1969 - 1970First license approved in US and Europe for vaccine against rubella (German measles)PlotkinWistar InstituteVaccine, Virology
27 Jul 1970Reverse transcriptase first isolatedBaltimore, Temin, MizutaniMassachusetts Institute of Technology, University of WisconsinGenetics, Virology, Recombinant DNA
15 Jun 1971Wendell M Stanley diedStanleyRockefeller InstituteBiochemistry, Virology, Vaccine

23 Jan 1930

Beverly Griffin was born in Delhi, Louisiana, USA

10 Dec 1934

Howard M Temin was born in Philadelphia, PA, USA

10 Dec 1934
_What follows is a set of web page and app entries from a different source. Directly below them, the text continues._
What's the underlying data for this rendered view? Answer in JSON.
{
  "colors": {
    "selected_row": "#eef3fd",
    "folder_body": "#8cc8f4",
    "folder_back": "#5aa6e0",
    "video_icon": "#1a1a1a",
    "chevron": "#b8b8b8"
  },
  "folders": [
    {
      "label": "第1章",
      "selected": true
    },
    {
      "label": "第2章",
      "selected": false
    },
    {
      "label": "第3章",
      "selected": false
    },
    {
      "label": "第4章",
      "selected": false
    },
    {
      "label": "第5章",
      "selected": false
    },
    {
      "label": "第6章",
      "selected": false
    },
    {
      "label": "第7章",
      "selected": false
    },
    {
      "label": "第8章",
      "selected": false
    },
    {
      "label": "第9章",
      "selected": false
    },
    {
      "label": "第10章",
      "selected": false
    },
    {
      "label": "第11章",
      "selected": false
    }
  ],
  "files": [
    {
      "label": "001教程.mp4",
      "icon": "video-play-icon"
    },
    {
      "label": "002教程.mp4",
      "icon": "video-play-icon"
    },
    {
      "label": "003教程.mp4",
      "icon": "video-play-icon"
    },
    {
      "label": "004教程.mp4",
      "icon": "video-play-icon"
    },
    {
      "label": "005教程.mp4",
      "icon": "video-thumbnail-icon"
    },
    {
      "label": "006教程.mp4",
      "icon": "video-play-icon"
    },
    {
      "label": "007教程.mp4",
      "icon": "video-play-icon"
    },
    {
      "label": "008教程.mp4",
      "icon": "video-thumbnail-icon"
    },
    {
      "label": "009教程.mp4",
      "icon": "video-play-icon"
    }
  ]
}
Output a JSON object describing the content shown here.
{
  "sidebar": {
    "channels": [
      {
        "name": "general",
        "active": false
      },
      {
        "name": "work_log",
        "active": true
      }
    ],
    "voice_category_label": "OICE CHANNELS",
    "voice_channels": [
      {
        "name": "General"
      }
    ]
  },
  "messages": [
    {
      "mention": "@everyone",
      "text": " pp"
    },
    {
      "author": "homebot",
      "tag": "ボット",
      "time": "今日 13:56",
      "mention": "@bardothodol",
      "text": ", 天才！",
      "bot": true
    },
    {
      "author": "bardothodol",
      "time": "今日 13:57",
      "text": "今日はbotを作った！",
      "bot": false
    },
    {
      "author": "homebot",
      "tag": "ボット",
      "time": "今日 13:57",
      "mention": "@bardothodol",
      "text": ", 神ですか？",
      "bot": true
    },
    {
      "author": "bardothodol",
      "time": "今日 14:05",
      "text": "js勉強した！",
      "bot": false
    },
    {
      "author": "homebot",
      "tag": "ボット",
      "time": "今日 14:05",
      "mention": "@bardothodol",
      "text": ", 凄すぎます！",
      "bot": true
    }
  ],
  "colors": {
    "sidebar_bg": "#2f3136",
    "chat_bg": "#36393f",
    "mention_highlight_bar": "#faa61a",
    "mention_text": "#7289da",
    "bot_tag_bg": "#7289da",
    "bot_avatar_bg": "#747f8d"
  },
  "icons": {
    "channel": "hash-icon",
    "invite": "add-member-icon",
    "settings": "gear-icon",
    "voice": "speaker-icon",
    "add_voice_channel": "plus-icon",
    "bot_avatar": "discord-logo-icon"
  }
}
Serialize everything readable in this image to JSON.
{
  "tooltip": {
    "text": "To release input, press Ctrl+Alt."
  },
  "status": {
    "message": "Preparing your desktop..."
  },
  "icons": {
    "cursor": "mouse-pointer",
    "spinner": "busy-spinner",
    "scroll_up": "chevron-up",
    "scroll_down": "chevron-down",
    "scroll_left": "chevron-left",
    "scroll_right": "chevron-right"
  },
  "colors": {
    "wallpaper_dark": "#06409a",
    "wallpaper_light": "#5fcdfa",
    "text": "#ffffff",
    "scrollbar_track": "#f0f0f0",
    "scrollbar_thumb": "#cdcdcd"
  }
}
John Michael Bishop born in York, PA, USA

7 Mar 1938

David Baltimore was born in New York City

10 Jan 1947

First time polio virus was isolated

30 Jul 1947

Francoise Barré-Sinoussi born in Paris, France

28 Jan 1949

Polio virus successfully grown on human embryonic cells in culture

22 Feb 1949

Felix d'Herelle died

1 May 1952

First immortal human cell line developed

23 Feb 1954

Salk polio vaccine trial began

15 Oct 1955

Virus dismantled and put back together to reconstitute a live virus

20 Sep 1960

Ernest Goodpasture died

1962

WI-38 cell line developed - important to development of vaccines

1963 - 1963

Development of first attentuated measles virus vaccine

1963

Creation of first vaccine against mumps

1963

First report linking a specific virus (herpes simplex virus) to a specific cancer (cervical cancer)

Dec 1966

Scientists detect antibodies to the Epstein-Barr virus in patients with nasopharyngeal cancer which suggest the cancer is caused by a virus.

1969 - 1970

First license approved in US and Europe for vaccine against rubella (German measles)

27 Jul 1970

Reverse transcriptase first isolated

15 Jun 1971

Wendell M Stanley died